  • Putting in four hours of work to make the panty-shot counting gag in the Agent Aika review have all the shots. That's dedication.
  • His analysis of how screwed up Inuyasha and Kagome's relationship is. He perfectly lays out how much of a Yandere Kagome is and even goes so far as to compare her abusive treatment of Inuyasha to a bad S&M relationship.
    • He also calls out the Status Quo Is God ending to the third movie, noting that to get a new necklace on Inuyasha Kagome pretty much tricks him and then refuses to remove it even after the danger's past, admitting out loud she doesn't want to remove it. And then she tells him to sit. Bonus points occur when Bennett and Mark view this scene in the Nuts & Bolts commentary on this episode, with Mark outright calling Kagome a sociopath when she does this.
  • The ending of his review of Fake, a gay anime, has Bennett reveal that the reason he chose to review it was because of an email from a fan. Said fan wanted to know if there was any gay-themed anime that wasn't yaoi or shonen-ai, and despite Bennett's searching, he couldn't find one. Bennett goes on to say that even lesbians have positive portrayals in anime, but gay men have none, which is "fucked up" and "depressing no matter how you slice it."

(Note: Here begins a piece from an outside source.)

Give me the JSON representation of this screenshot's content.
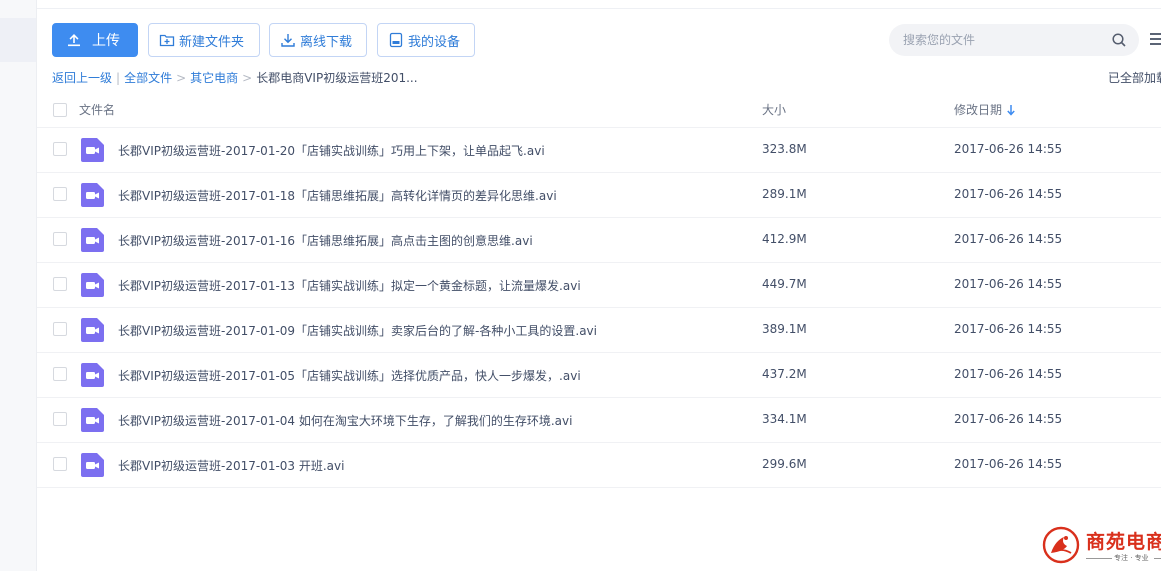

  • In his review of De:vadasy, Sage is unafraid to tackle the thorny subject of Double Standard: Rape, Female on Male - specifically, the scene in the second episode of the OVA where the scientist Misako sexually assaults the male protagonist Kei, ostensibly to gauge his compatibility to pilot the titular robot. He points out not only the squickiness of the scene due to the age differences between the two parties (Misako is an adult, but Kei is still a young teenage boy), or the fact that Misako is never called out on her behavior, but also that it— like many other scenes in the OVA—blatantly rips off a similar scene from Neon Genesis Evangelion without attempting to understand its original context.Explanation